I eventually put the TC in the fridge to cool it down (and I've heard that helps with hard drives too..) for about 10 minutes. I plugged it back in and it turned on for about 30-60 seconds and then died again. I put it back in the fridge for longer (maybe 20-30 minutes), which seems to have worked.
Right now I can hear a faint squealing coming from the TC. I have it propped up to give it more ventilation and a desk fan blowing on it. I cannot access the disc in any way (Finder, Time Machine, Airport Utility), but I can use it as a wireless router.
I called AppleCare, but they said since I didn't purchase the Protection Plan, I couldn't use my new MBP's coverage to replace it. So it looks as though I have 4 options
1. Fix the power supply myself
2. Buy AppleCare (but I don't have $200)
3. Buy a new TC ($249 for a 1TB 2Gen TC, but again, no $$)
4. Brick it and hope that Apple acknowledges it's a defective unit.
+Does anyone know if this problem effects the new TC's? I was planning on just buying a new one before I read this forum. Thoughts?+
This is completely unknown and un-knowable until the current batch reaches 18months.
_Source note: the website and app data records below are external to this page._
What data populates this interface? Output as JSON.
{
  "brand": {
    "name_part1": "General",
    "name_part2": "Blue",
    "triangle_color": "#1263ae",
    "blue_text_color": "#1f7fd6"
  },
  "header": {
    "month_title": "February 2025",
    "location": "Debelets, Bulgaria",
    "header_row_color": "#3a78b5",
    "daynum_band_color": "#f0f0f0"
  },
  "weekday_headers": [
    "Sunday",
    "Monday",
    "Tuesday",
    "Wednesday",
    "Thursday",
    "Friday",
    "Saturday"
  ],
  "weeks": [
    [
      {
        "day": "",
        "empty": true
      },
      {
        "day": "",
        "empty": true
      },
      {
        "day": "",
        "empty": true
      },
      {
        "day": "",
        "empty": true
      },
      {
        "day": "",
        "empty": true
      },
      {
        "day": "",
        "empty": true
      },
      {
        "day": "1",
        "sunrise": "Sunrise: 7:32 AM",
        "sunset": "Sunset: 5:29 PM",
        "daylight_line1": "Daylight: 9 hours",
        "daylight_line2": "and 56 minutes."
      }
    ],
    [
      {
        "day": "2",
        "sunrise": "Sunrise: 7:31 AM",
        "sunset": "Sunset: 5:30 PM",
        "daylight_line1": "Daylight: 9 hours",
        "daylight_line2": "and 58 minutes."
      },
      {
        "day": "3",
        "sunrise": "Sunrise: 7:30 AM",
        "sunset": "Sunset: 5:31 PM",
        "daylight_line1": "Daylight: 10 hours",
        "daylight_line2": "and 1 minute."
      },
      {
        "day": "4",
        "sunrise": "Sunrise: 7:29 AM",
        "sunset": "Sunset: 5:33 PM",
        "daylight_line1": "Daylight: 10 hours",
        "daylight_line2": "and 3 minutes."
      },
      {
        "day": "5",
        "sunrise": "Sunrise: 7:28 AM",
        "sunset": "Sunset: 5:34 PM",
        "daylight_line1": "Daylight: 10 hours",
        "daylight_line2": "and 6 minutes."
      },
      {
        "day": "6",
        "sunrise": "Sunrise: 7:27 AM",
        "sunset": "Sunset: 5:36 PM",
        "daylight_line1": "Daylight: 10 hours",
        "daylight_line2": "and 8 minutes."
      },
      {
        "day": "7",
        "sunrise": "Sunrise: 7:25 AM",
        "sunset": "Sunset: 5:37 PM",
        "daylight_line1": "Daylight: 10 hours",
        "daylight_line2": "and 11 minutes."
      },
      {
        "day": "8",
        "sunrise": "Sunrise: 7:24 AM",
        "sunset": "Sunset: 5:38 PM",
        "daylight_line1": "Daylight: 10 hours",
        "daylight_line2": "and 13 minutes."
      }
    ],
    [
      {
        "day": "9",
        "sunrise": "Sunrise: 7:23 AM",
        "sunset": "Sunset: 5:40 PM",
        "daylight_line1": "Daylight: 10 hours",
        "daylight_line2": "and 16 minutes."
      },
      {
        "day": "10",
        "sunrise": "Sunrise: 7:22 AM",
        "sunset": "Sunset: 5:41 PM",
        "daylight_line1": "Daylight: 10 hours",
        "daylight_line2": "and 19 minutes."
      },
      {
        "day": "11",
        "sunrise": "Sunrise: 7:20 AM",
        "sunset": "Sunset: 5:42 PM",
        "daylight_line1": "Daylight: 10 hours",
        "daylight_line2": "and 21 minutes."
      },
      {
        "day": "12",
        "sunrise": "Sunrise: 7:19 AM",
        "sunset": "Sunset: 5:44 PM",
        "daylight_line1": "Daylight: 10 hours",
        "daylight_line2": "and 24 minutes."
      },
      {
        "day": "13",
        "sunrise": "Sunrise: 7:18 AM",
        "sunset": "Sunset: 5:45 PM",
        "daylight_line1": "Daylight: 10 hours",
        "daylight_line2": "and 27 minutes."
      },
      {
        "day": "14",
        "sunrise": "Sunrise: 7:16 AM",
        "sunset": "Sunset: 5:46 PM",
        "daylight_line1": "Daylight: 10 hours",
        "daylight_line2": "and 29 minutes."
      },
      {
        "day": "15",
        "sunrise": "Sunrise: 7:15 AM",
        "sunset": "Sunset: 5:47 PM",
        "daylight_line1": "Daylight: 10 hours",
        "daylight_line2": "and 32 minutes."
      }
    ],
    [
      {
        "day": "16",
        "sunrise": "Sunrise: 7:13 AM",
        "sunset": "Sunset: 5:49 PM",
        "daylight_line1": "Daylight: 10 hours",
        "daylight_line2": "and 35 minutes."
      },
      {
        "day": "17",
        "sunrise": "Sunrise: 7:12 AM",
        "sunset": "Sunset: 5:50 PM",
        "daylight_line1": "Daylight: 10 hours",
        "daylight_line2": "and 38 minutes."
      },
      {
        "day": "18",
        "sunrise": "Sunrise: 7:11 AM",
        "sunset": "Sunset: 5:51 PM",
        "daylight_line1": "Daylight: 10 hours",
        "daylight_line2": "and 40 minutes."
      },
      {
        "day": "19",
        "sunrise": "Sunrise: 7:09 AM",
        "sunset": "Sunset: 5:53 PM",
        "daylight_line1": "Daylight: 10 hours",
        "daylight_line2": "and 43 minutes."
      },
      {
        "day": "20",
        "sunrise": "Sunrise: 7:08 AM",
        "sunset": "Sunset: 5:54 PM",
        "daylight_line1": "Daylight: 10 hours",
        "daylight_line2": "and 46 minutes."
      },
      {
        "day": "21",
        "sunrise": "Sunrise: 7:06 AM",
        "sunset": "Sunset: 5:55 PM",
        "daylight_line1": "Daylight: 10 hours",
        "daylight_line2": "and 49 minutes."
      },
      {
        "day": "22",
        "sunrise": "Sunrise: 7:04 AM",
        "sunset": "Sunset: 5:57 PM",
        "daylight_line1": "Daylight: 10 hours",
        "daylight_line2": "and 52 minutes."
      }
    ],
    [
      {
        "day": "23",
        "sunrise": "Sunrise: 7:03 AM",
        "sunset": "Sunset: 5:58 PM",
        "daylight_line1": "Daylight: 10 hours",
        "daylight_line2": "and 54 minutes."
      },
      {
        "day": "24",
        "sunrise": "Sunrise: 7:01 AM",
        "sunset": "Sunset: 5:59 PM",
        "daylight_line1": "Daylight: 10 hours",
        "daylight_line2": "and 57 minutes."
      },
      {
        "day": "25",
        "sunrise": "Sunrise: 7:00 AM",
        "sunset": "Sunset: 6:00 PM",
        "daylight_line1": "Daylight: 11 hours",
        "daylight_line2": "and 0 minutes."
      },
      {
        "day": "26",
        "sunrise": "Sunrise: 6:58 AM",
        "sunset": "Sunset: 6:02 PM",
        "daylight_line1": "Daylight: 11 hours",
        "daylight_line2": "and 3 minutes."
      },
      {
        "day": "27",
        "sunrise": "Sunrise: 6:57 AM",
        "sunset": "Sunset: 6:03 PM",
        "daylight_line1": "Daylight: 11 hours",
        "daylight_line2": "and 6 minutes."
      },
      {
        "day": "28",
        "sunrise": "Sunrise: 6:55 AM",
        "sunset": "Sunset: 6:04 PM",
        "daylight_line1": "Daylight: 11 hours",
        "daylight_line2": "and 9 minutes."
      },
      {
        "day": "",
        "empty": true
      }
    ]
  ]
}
Infact of course we cannot be sure what percentage of the older model are going to be effected for another year or so.. if it was simply a bad batch of capacitors in one lot of power supplies, or a general design fault.
But IMHO with them dying all over the world at this same 18month point... that is too unlikely for bad components. It points to a basic fundamental flaw. Interesting that in their reviews of the TC CNET said it runs too hot. Heat is very bad for the HDD and capacitors in the power supply. Near the highest temp capacitor lifespan about doubles for every 10degC drop in temp. So you keep things cool and they last much longer.
Bad components by their very nature are more random than that... and in a warm climate like here in Aus should die before your cooler US climate areas. Or even differences between North and South in USA. It is too much of a co-incidence that the fault was hardly heard of even 2 months ago.. and now suddenly there are heaps of them... reports on forums will only be the tip of the iceberg.
I would suggest over the next few months as each monthly batch reaches the 18month point they are going to similarly die..
The good point of this, Apple will finally do something.
The bad point is, Apple have only now discovered their faulty Engineering... and so any replacement box will still have the issue until they redesign it.
Better cooling... external power supply... simple basic engineering.
Oh BTW, I am a chemical engineer. Heat transfer is what we do... electronics is just a hobby.
I purchased my 500GB TC in 4/4/08. Yesterday I got back from a 10 day vacation to find mine had shut down. I suspect the higher temperatures in Florida with the AC off had something to do with it. I unplugged it an tried again and it blinked yellow for a few seconds and then shut down. I then unplugged everything thinking it was toast but then decided to try again since the room was now cooler and it started up and has been working since... No doubt a thermal issue with the power supply.